BEGIN Exercise material

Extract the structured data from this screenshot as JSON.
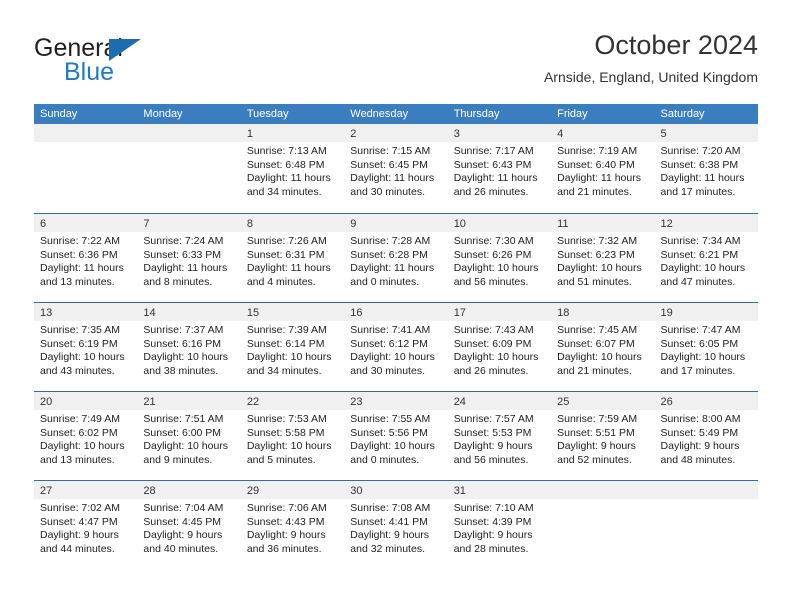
{
  "brand": {
    "name_top": "General",
    "name_bottom": "Blue",
    "accent_color": "#1b7cc4",
    "triangle_color": "#1b6cb0"
  },
  "header": {
    "title": "October 2024",
    "subtitle": "Arnside, England, United Kingdom"
  },
  "theme": {
    "header_row_bg": "#3b7ec0",
    "row_divider": "#2f6ca8",
    "day_band_bg": "#f0f0f0"
  },
  "weekdays": [
    "Sunday",
    "Monday",
    "Tuesday",
    "Wednesday",
    "Thursday",
    "Friday",
    "Saturday"
  ],
  "weeks": [
    [
      {
        "day": "",
        "sunrise": "",
        "sunset": "",
        "daylight1": "",
        "daylight2": ""
      },
      {
        "day": "",
        "sunrise": "",
        "sunset": "",
        "daylight1": "",
        "daylight2": ""
      },
      {
        "day": "1",
        "sunrise": "Sunrise: 7:13 AM",
        "sunset": "Sunset: 6:48 PM",
        "daylight1": "Daylight: 11 hours",
        "daylight2": "and 34 minutes."
      },
      {
        "day": "2",
        "sunrise": "Sunrise: 7:15 AM",
        "sunset": "Sunset: 6:45 PM",
        "daylight1": "Daylight: 11 hours",
        "daylight2": "and 30 minutes."
      },
      {
        "day": "3",
        "sunrise": "Sunrise: 7:17 AM",
        "sunset": "Sunset: 6:43 PM",
        "daylight1": "Daylight: 11 hours",
        "daylight2": "and 26 minutes."
      },
      {
        "day": "4",
        "sunrise": "Sunrise: 7:19 AM",
        "sunset": "Sunset: 6:40 PM",
        "daylight1": "Daylight: 11 hours",
        "daylight2": "and 21 minutes."
      },
      {
        "day": "5",
        "sunrise": "Sunrise: 7:20 AM",
        "sunset": "Sunset: 6:38 PM",
        "daylight1": "Daylight: 11 hours",
        "daylight2": "and 17 minutes."
      }
    ],
    [
      {
        "day": "6",
        "sunrise": "Sunrise: 7:22 AM",
        "sunset": "Sunset: 6:36 PM",
        "daylight1": "Daylight: 11 hours",
        "daylight2": "and 13 minutes."
      },
      {
        "day": "7",
        "sunrise": "Sunrise: 7:24 AM",
        "sunset": "Sunset: 6:33 PM",
        "daylight1": "Daylight: 11 hours",
        "daylight2": "and 8 minutes."
      },
      {
        "day": "8",
        "sunrise": "Sunrise: 7:26 AM",
        "sunset": "Sunset: 6:31 PM",
        "daylight1": "Daylight: 11 hours",
        "daylight2": "and 4 minutes."
      },
      {
        "day": "9",
        "sunrise": "Sunrise: 7:28 AM",
        "sunset": "Sunset: 6:28 PM",
        "daylight1": "Daylight: 11 hours",
        "daylight2": "and 0 minutes."
      },
      {
        "day": "10",
        "sunrise": "Sunrise: 7:30 AM",
        "sunset": "Sunset: 6:26 PM",
        "daylight1": "Daylight: 10 hours",
        "daylight2": "and 56 minutes."
      },
      {
        "day": "11",
        "sunrise": "Sunrise: 7:32 AM",
        "sunset": "Sunset: 6:23 PM",
        "daylight1": "Daylight: 10 hours",
        "daylight2": "and 51 minutes."
      },
      {
        "day": "12",
        "sunrise": "Sunrise: 7:34 AM",
        "sunset": "Sunset: 6:21 PM",
        "daylight1": "Daylight: 10 hours",
        "daylight2": "and 47 minutes."
      }
    ],
    [
      {
        "day": "13",
        "sunrise": "Sunrise: 7:35 AM",
        "sunset": "Sunset: 6:19 PM",
        "daylight1": "Daylight: 10 hours",
        "daylight2": "and 43 minutes."
      },
      {
        "day": "14",
        "sunrise": "Sunrise: 7:37 AM",
        "sunset": "Sunset: 6:16 PM",
        "daylight1": "Daylight: 10 hours",
        "daylight2": "and 38 minutes."
      },
      {
        "day": "15",
        "sunrise": "Sunrise: 7:39 AM",
        "sunset": "Sunset: 6:14 PM",
        "daylight1": "Daylight: 10 hours",
        "daylight2": "and 34 minutes."
      },
      {
        "day": "16",
        "sunrise": "Sunrise: 7:41 AM",
        "sunset": "Sunset: 6:12 PM",
        "daylight1": "Daylight: 10 hours",
        "daylight2": "and 30 minutes."
      },
      {
        "day": "17",
        "sunrise": "Sunrise: 7:43 AM",
        "sunset": "Sunset: 6:09 PM",
        "daylight1": "Daylight: 10 hours",
        "daylight2": "and 26 minutes."
      },
      {
        "day": "18",
        "sunrise": "Sunrise: 7:45 AM",
        "sunset": "Sunset: 6:07 PM",
        "daylight1": "Daylight: 10 hours",
        "daylight2": "and 21 minutes."
      },
      {
        "day": "19",
        "sunrise": "Sunrise: 7:47 AM",
        "sunset": "Sunset: 6:05 PM",
        "daylight1": "Daylight: 10 hours",
        "daylight2": "and 17 minutes."
      }
    ],
    [
      {
        "day": "20",
        "sunrise": "Sunrise: 7:49 AM",
        "sunset": "Sunset: 6:02 PM",
        "daylight1": "Daylight: 10 hours",
        "daylight2": "and 13 minutes."
      },
      {
        "day": "21",
        "sunrise": "Sunrise: 7:51 AM",
        "sunset": "Sunset: 6:00 PM",
        "daylight1": "Daylight: 10 hours",
        "daylight2": "and 9 minutes."
      },
      {
        "day": "22",
        "sunrise": "Sunrise: 7:53 AM",
        "sunset": "Sunset: 5:58 PM",
        "daylight1": "Daylight: 10 hours",
        "daylight2": "and 5 minutes."
      },
      {
        "day": "23",
        "sunrise": "Sunrise: 7:55 AM",
        "sunset": "Sunset: 5:56 PM",
        "daylight1": "Daylight: 10 hours",
        "daylight2": "and 0 minutes."
      },
      {
        "day": "24",
        "sunrise": "Sunrise: 7:57 AM",
        "sunset": "Sunset: 5:53 PM",
        "daylight1": "Daylight: 9 hours",
        "daylight2": "and 56 minutes."
      },
      {
        "day": "25",
        "sunrise": "Sunrise: 7:59 AM",
        "sunset": "Sunset: 5:51 PM",
        "daylight1": "Daylight: 9 hours",
        "daylight2": "and 52 minutes."
      },
      {
        "day": "26",
        "sunrise": "Sunrise: 8:00 AM",
        "sunset": "Sunset: 5:49 PM",
        "daylight1": "Daylight: 9 hours",
        "daylight2": "and 48 minutes."
      }
    ],
    [
      {
        "day": "27",
        "sunrise": "Sunrise: 7:02 AM",
        "sunset": "Sunset: 4:47 PM",
        "daylight1": "Daylight: 9 hours",
        "daylight2": "and 44 minutes."
      },
      {
        "day": "28",
        "sunrise": "Sunrise: 7:04 AM",
        "sunset": "Sunset: 4:45 PM",
        "daylight1": "Daylight: 9 hours",
        "daylight2": "and 40 minutes."
      },
      {
        "day": "29",
        "sunrise": "Sunrise: 7:06 AM",
        "sunset": "Sunset: 4:43 PM",
        "daylight1": "Daylight: 9 hours",
        "daylight2": "and 36 minutes."
      },
      {
        "day": "30",
        "sunrise": "Sunrise: 7:08 AM",
        "sunset": "Sunset: 4:41 PM",
        "daylight1": "Daylight: 9 hours",
        "daylight2": "and 32 minutes."
      },
      {
        "day": "31",
        "sunrise": "Sunrise: 7:10 AM",
        "sunset": "Sunset: 4:39 PM",
        "daylight1": "Daylight: 9 hours",
        "daylight2": "and 28 minutes."
      },
      {
        "day": "",
        "sunrise": "",
        "sunset": "",
        "daylight1": "",
        "daylight2": ""
      },
      {
        "day": "",
        "sunrise": "",
        "sunset": "",
        "daylight1": "",
        "daylight2": ""
      }
    ]
  ]
}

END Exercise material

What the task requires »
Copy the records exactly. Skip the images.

Solution for this problem »
Extract the structured data from this screenshot as JSON.
{
  "brand": {
    "name_top": "General",
    "name_bottom": "Blue",
    "accent_color": "#1b7cc4",
    "triangle_color": "#1b6cb0"
  },
  "header": {
    "title": "October 2024",
    "subtitle": "Arnside, England, United Kingdom"
  },
  "theme": {
    "header_row_bg": "#3b7ec0",
    "row_divider": "#2f6ca8",
    "day_band_bg": "#f0f0f0"
  },
  "weekdays": [
    "Sunday",
    "Monday",
    "Tuesday",
    "Wednesday",
    "Thursday",
    "Friday",
    "Saturday"
  ],
  "weeks": [
    [
      {
        "day": "",
        "sunrise": "",
        "sunset": "",
        "daylight1": "",
        "daylight2": ""
      },
      {
        "day": "",
        "sunrise": "",
        "sunset": "",
        "daylight1": "",
        "daylight2": ""
      },
      {
        "day": "1",
        "sunrise": "Sunrise: 7:13 AM",
        "sunset": "Sunset: 6:48 PM",
        "daylight1": "Daylight: 11 hours",
        "daylight2": "and 34 minutes."
      },
      {
        "day": "2",
        "sunrise": "Sunrise: 7:15 AM",
        "sunset": "Sunset: 6:45 PM",
        "daylight1": "Daylight: 11 hours",
        "daylight2": "and 30 minutes."
      },
      {
        "day": "3",
        "sunrise": "Sunrise: 7:17 AM",
        "sunset": "Sunset: 6:43 PM",
        "daylight1": "Daylight: 11 hours",
        "daylight2": "and 26 minutes."
      },
      {
        "day": "4",
        "sunrise": "Sunrise: 7:19 AM",
        "sunset": "Sunset: 6:40 PM",
        "daylight1": "Daylight: 11 hours",
        "daylight2": "and 21 minutes."
      },
      {
        "day": "5",
        "sunrise": "Sunrise: 7:20 AM",
        "sunset": "Sunset: 6:38 PM",
        "daylight1": "Daylight: 11 hours",
        "daylight2": "and 17 minutes."
      }
    ],
    [
      {
        "day": "6",
        "sunrise": "Sunrise: 7:22 AM",
        "sunset": "Sunset: 6:36 PM",
        "daylight1": "Daylight: 11 hours",
        "daylight2": "and 13 minutes."
      },
      {
        "day": "7",
        "sunrise": "Sunrise: 7:24 AM",
        "sunset": "Sunset: 6:33 PM",
        "daylight1": "Daylight: 11 hours",
        "daylight2": "and 8 minutes."
      },
      {
        "day": "8",
        "sunrise": "Sunrise: 7:26 AM",
        "sunset": "Sunset: 6:31 PM",
        "daylight1": "Daylight: 11 hours",
        "daylight2": "and 4 minutes."
      },
      {
        "day": "9",
        "sunrise": "Sunrise: 7:28 AM",
        "sunset": "Sunset: 6:28 PM",
        "daylight1": "Daylight: 11 hours",
        "daylight2": "and 0 minutes."
      },
      {
        "day": "10",
        "sunrise": "Sunrise: 7:30 AM",
        "sunset": "Sunset: 6:26 PM",
        "daylight1": "Daylight: 10 hours",
        "daylight2": "and 56 minutes."
      },
      {
        "day": "11",
        "sunrise": "Sunrise: 7:32 AM",
        "sunset": "Sunset: 6:23 PM",
        "daylight1": "Daylight: 10 hours",
        "daylight2": "and 51 minutes."
      },
      {
        "day": "12",
        "sunrise": "Sunrise: 7:34 AM",
        "sunset": "Sunset: 6:21 PM",
        "daylight1": "Daylight: 10 hours",
        "daylight2": "and 47 minutes."
      }
    ],
    [
      {
        "day": "13",
        "sunrise": "Sunrise: 7:35 AM",
        "sunset": "Sunset: 6:19 PM",
        "daylight1": "Daylight: 10 hours",
        "daylight2": "and 43 minutes."
      },
      {
        "day": "14",
        "sunrise": "Sunrise: 7:37 AM",
        "sunset": "Sunset: 6:16 PM",
        "daylight1": "Daylight: 10 hours",
        "daylight2": "and 38 minutes."
      },
      {
        "day": "15",
        "sunrise": "Sunrise: 7:39 AM",
        "sunset": "Sunset: 6:14 PM",
        "daylight1": "Daylight: 10 hours",
        "daylight2": "and 34 minutes."
      },
      {
        "day": "16",
        "sunrise": "Sunrise: 7:41 AM",
        "sunset": "Sunset: 6:12 PM",
        "daylight1": "Daylight: 10 hours",
        "daylight2": "and 30 minutes."
      },
      {
        "day": "17",
        "sunrise": "Sunrise: 7:43 AM",
        "sunset": "Sunset: 6:09 PM",
        "daylight1": "Daylight: 10 hours",
        "daylight2": "and 26 minutes."
      },
      {
        "day": "18",
        "sunrise": "Sunrise: 7:45 AM",
        "sunset": "Sunset: 6:07 PM",
        "daylight1": "Daylight: 10 hours",
        "daylight2": "and 21 minutes."
      },
      {
        "day": "19",
        "sunrise": "Sunrise: 7:47 AM",
        "sunset": "Sunset: 6:05 PM",
        "daylight1": "Daylight: 10 hours",
        "daylight2": "and 17 minutes."
      }
    ],
    [
      {
        "day": "20",
        "sunrise": "Sunrise: 7:49 AM",
        "sunset": "Sunset: 6:02 PM",
        "daylight1": "Daylight: 10 hours",
        "daylight2": "and 13 minutes."
      },
      {
        "day": "21",
        "sunrise": "Sunrise: 7:51 AM",
        "sunset": "Sunset: 6:00 PM",
        "daylight1": "Daylight: 10 hours",
        "daylight2": "and 9 minutes."
      },
      {
        "day": "22",
        "sunrise": "Sunrise: 7:53 AM",
        "sunset": "Sunset: 5:58 PM",
        "daylight1": "Daylight: 10 hours",
        "daylight2": "and 5 minutes."
      },
      {
        "day": "23",
        "sunrise": "Sunrise: 7:55 AM",
        "sunset": "Sunset: 5:56 PM",
        "daylight1": "Daylight: 10 hours",
        "daylight2": "and 0 minutes."
      },
      {
        "day": "24",
        "sunrise": "Sunrise: 7:57 AM",
        "sunset": "Sunset: 5:53 PM",
        "daylight1": "Daylight: 9 hours",
        "daylight2": "and 56 minutes."
      },
      {
        "day": "25",
        "sunrise": "Sunrise: 7:59 AM",
        "sunset": "Sunset: 5:51 PM",
        "daylight1": "Daylight: 9 hours",
        "daylight2": "and 52 minutes."
      },
      {
        "day": "26",
        "sunrise": "Sunrise: 8:00 AM",
        "sunset": "Sunset: 5:49 PM",
        "daylight1": "Daylight: 9 hours",
        "daylight2": "and 48 minutes."
      }
    ],
    [
      {
        "day": "27",
        "sunrise": "Sunrise: 7:02 AM",
        "sunset": "Sunset: 4:47 PM",
        "daylight1": "Daylight: 9 hours",
        "daylight2": "and 44 minutes."
      },
      {
        "day": "28",
        "sunrise": "Sunrise: 7:04 AM",
        "sunset": "Sunset: 4:45 PM",
        "daylight1": "Daylight: 9 hours",
        "daylight2": "and 40 minutes."
      },
      {
        "day": "29",
        "sunrise": "Sunrise: 7:06 AM",
        "sunset": "Sunset: 4:43 PM",
        "daylight1": "Daylight: 9 hours",
        "daylight2": "and 36 minutes."
      },
      {
        "day": "30",
        "sunrise": "Sunrise: 7:08 AM",
        "sunset": "Sunset: 4:41 PM",
        "daylight1": "Daylight: 9 hours",
        "daylight2": "and 32 minutes."
      },
      {
        "day": "31",
        "sunrise": "Sunrise: 7:10 AM",
        "sunset": "Sunset: 4:39 PM",
        "daylight1": "Daylight: 9 hours",
        "daylight2": "and 28 minutes."
      },
      {
        "day": "",
        "sunrise": "",
        "sunset": "",
        "daylight1": "",
        "daylight2": ""
      },
      {
        "day": "",
        "sunrise": "",
        "sunset": "",
        "daylight1": "",
        "daylight2": ""
      }
    ]
  ]
}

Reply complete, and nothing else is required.